WHAT TO DO
Report back every line in the data that includes the string "Кардиолог".

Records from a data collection

※ ※ ※

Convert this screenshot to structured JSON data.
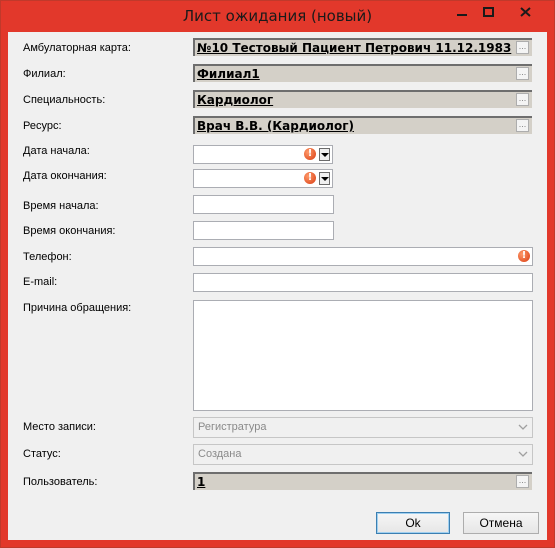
{
  "window": {
    "title": "Лист ожидания (новый)"
  },
  "fields": {
    "card": {
      "label": "Амбулаторная карта:",
      "value": "№10 Тестовый Пациент Петрович 11.12.1983"
    },
    "branch": {
      "label": "Филиал:",
      "value": "Филиал1"
    },
    "specialty": {
      "label": "Специальность:",
      "value": "Кардиолог"
    },
    "resource": {
      "label": "Ресурс:",
      "value": "Врач В.В. (Кардиолог)"
    },
    "date_start": {
      "label": "Дата начала:",
      "value": ""
    },
    "date_end": {
      "label": "Дата окончания:",
      "value": ""
    },
    "time_start": {
      "label": "Время начала:",
      "value": ""
    },
    "time_end": {
      "label": "Время окончания:",
      "value": ""
    },
    "phone": {
      "label": "Телефон:",
      "value": ""
    },
    "email": {
      "label": "E-mail:",
      "value": ""
    },
    "reason": {
      "label": "Причина обращения:",
      "value": ""
    },
    "place": {
      "label": "Место записи:",
      "value": "Регистратура"
    },
    "status": {
      "label": "Статус:",
      "value": "Создана"
    },
    "user": {
      "label": "Пользователь:",
      "value": "1"
    }
  },
  "buttons": {
    "ok": "Ok",
    "cancel": "Отмена",
    "ellipsis": "..."
  },
  "icons": {
    "error": "error-icon",
    "dropdown": "dropdown-arrow-icon",
    "minimize": "minimize-icon",
    "maximize": "maximize-icon",
    "close": "close-icon"
  },
  "colors": {
    "titlebar": "#e2382b",
    "client": "#f0f0f0",
    "readonly": "#d4d0c8",
    "error": "#d83a10"
  }
}
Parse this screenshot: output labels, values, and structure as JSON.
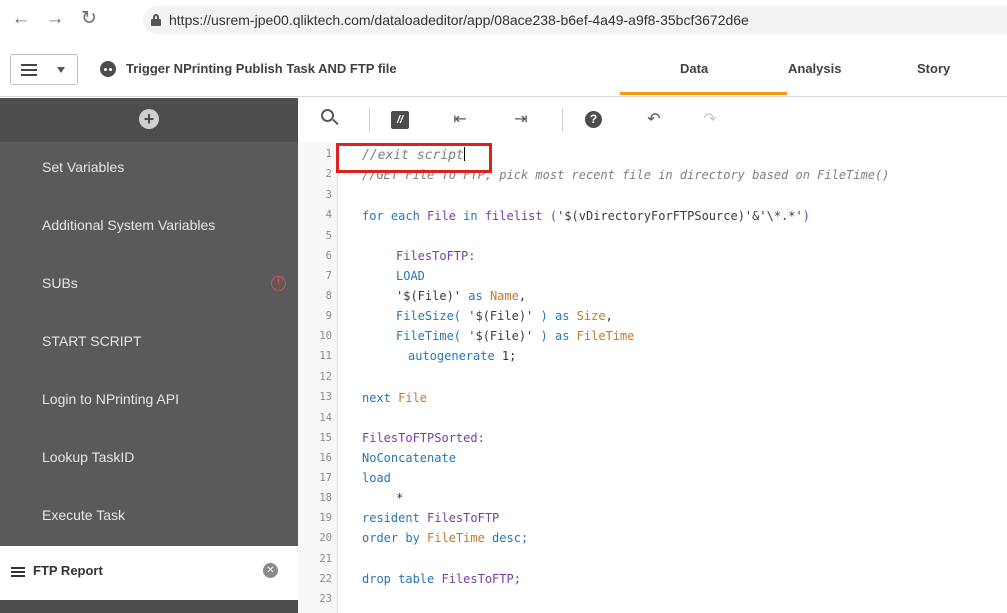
{
  "browser": {
    "url": "https://usrem-jpe00.qliktech.com/dataloadeditor/app/08ace238-b6ef-4a49-a9f8-35bcf3672d6e",
    "back_icon": "arrow-left-icon",
    "forward_icon": "arrow-right-icon",
    "reload_icon": "reload-icon"
  },
  "header": {
    "app_title": "Trigger NPrinting Publish Task AND FTP file",
    "tabs": [
      {
        "label": "Data",
        "active": true
      },
      {
        "label": "Analysis",
        "active": false
      },
      {
        "label": "Story",
        "active": false
      }
    ],
    "accent_color": "#f39c12"
  },
  "sidebar": {
    "add_icon": "plus-circle-icon",
    "items": [
      {
        "label": "Set Variables"
      },
      {
        "label": "Additional System Variables"
      },
      {
        "label": "SUBs",
        "warning": true
      },
      {
        "label": "START SCRIPT"
      },
      {
        "label": "Login to NPrinting API"
      },
      {
        "label": "Lookup TaskID"
      },
      {
        "label": "Execute Task"
      }
    ],
    "active_item": {
      "label": "FTP Report"
    }
  },
  "toolbar": {
    "search_icon": "search-icon",
    "comment_label": "//",
    "indent_icon": "indent-icon",
    "outdent_icon": "outdent-icon",
    "help_label": "?",
    "undo_icon": "undo-icon",
    "redo_icon": "redo-icon"
  },
  "editor": {
    "line_numbers": [
      "1",
      "2",
      "3",
      "4",
      "5",
      "6",
      "7",
      "8",
      "9",
      "10",
      "11",
      "12",
      "13",
      "14",
      "15",
      "16",
      "17",
      "18",
      "19",
      "20",
      "21",
      "22",
      "23"
    ],
    "code": {
      "l1": "//exit script",
      "l2": "//GET File To FTP, pick most recent file in directory based on FileTime()",
      "l4_kw": "for each",
      "l4_a": " File ",
      "l4_in": "in",
      "l4_b": " filelist (",
      "l4_str": "'$(vDirectoryForFTPSource)'&'\\*.*'",
      "l4_c": ")",
      "l6": "FilesToFTP:",
      "l7": "LOAD",
      "l8_str": "'$(File)'",
      "l8_as": " as ",
      "l8_f": "Name",
      "l8_end": ",",
      "l9_fn": "FileSize(",
      "l9_str": " '$(File)' ",
      "l9_c": ") ",
      "l9_as": "as ",
      "l9_f": "Size",
      "l9_end": ",",
      "l10_fn": "FileTime(",
      "l10_str": " '$(File)' ",
      "l10_c": ") ",
      "l10_as": "as ",
      "l10_f": "FileTime",
      "l11_kw": "autogenerate",
      "l11_rest": " 1;",
      "l13_kw": "next",
      "l13_f": " File",
      "l15": "FilesToFTPSorted:",
      "l16": "NoConcatenate",
      "l17": "load",
      "l18": "*",
      "l19_kw": "resident",
      "l19_rest": " FilesToFTP",
      "l20_kw": "order by",
      "l20_f": " FileTime",
      "l20_rest": " desc;",
      "l22_kw": "drop table",
      "l22_rest": " FilesToFTP;"
    },
    "highlight_color": "#e0201f"
  }
}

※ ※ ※

SOLUTION TO THE EXERCISE
      "value": "Кардиолог"
      "value": "Врач В.В. (Кардиолог)"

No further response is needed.